Assistant Professor to study long-term, post-wildfire changes in sagebrush ecosystems
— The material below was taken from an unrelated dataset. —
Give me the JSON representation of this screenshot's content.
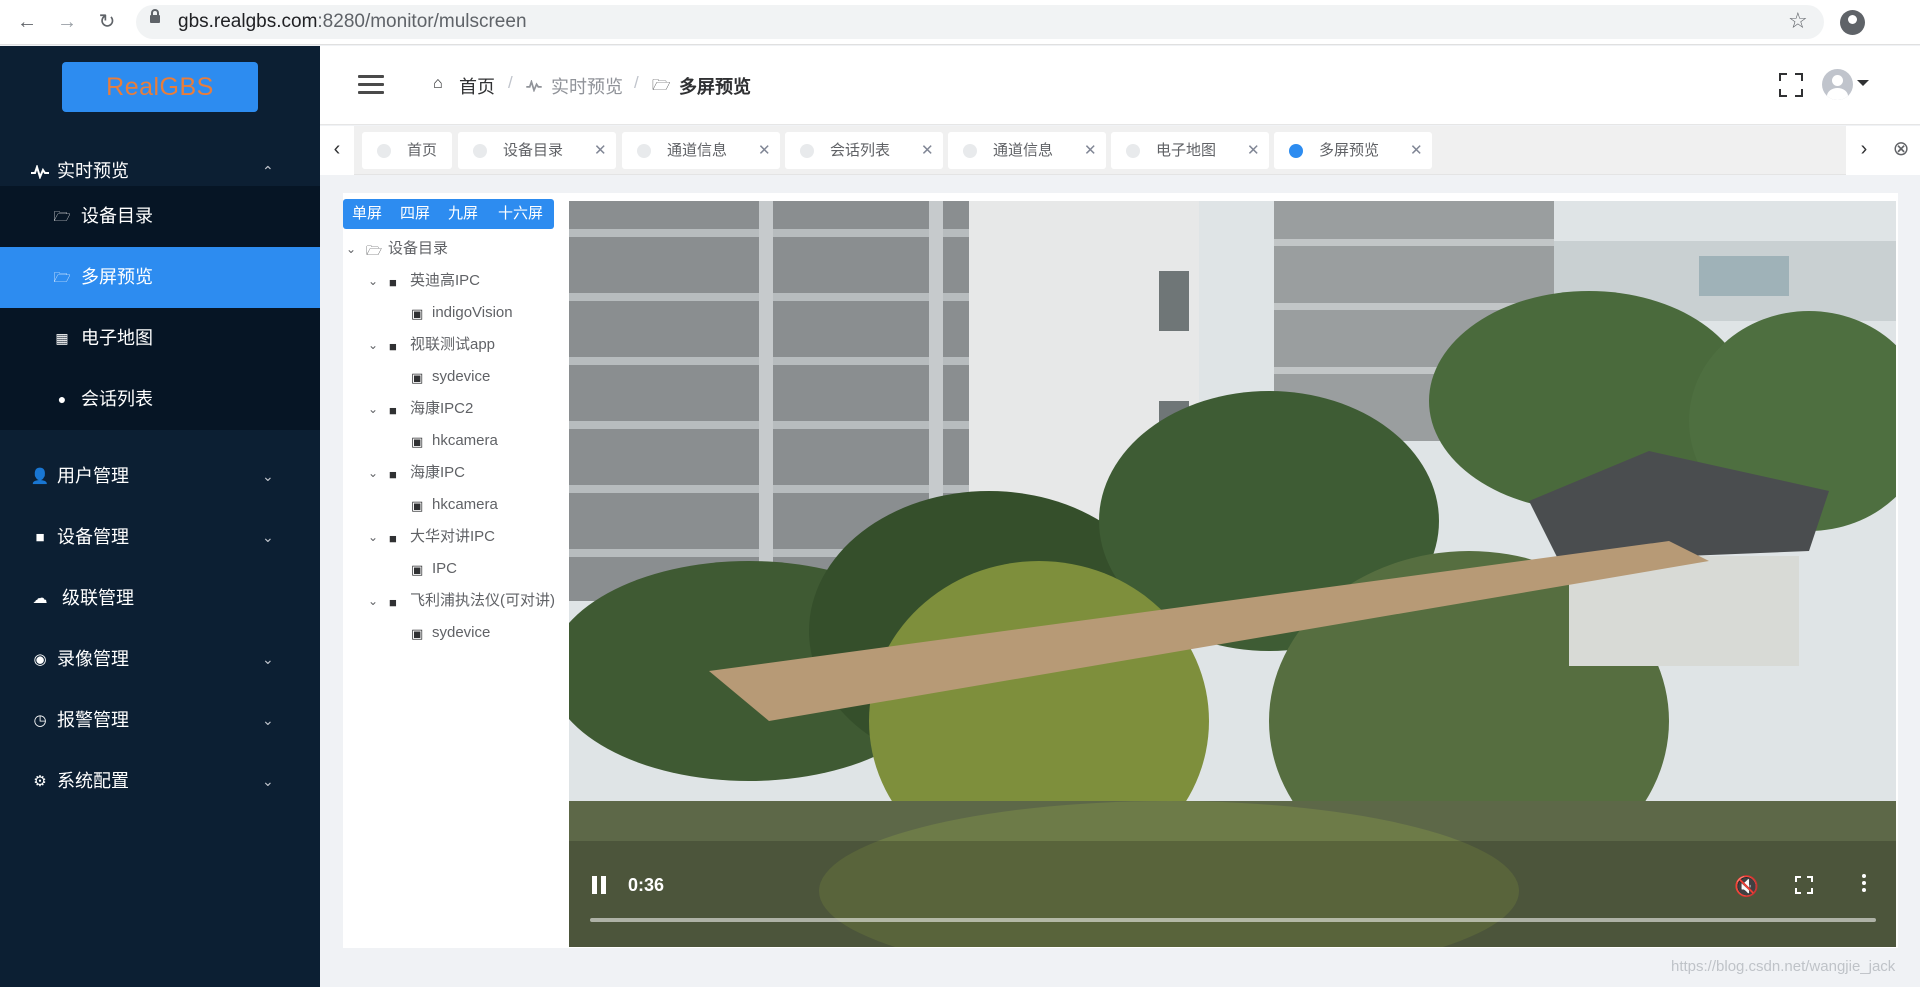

May. 11, 2015
Matt Davies, an assistant professor of soil and plant community restoration in the School of Environment and Natural Resources at The Ohio State University was recently awarded funding to study long-term, post-wildfire changes in the sagebrush ecosystems of eastern Washington. The project, “Long-term SUCCESS: SUCCession and Ecosystem dynamics in the Sagebrush Steppe following Wildfires,” is a collaboration with Jon Bakker of the School of Environmental and Forest Sciences at the University of Washington. The research is funded through a grant from the Joint Fire Science Program, which funds scientific research on wildland fires and distributes results to help policymakers, fire managers and practitioners make sound decisions. 
 
 
      
Grassland habitats at Matt and Jon’s study site,               Lower elevations of Matt and Jon’s study site have become
the area was formerly dominated by sagebrush.              dominated by phlox following the loss of sagebrush and bunchgrasses
                                                                                         after multiple wildfires.

 

Sagebrush habitats are home to a large number of rare plants and animals such as the endemic sage-grouse. They are also important for rangeland grazing. Repeated wildfires are leading to the rapid loss of shrub cover and the spread of invasive species, such as cheatgrass. The team seeks to build new “State and Transition models” that will help managers track the impact of wildfires and assess whether restoration can reduce the abundance of invasive species and restore shrub-dominated habitats. 
 
 
         
            One of Matt and Jon’s study sites – the Arid Lands            Matt monitoring a permanent plot at the Arid Lands 
            Ecology Reserve in eastern Washington. Matt and Jon      Ecology Reserve.
            are also working at the Department of Defense’s 
            Yakima Training Center.
 
 
The project will build on more than twenty years of monitoring giving a unique long-term perspective on how these habitats have changed. Matt and Jon are collaborating with a range of state, federal and private landowners including the Fish and Wildlife Service, Department of Defense, Department of Energy and the Bureau of Land Management.
 
Photos courtesy of Matt Davies.
 
May 2015.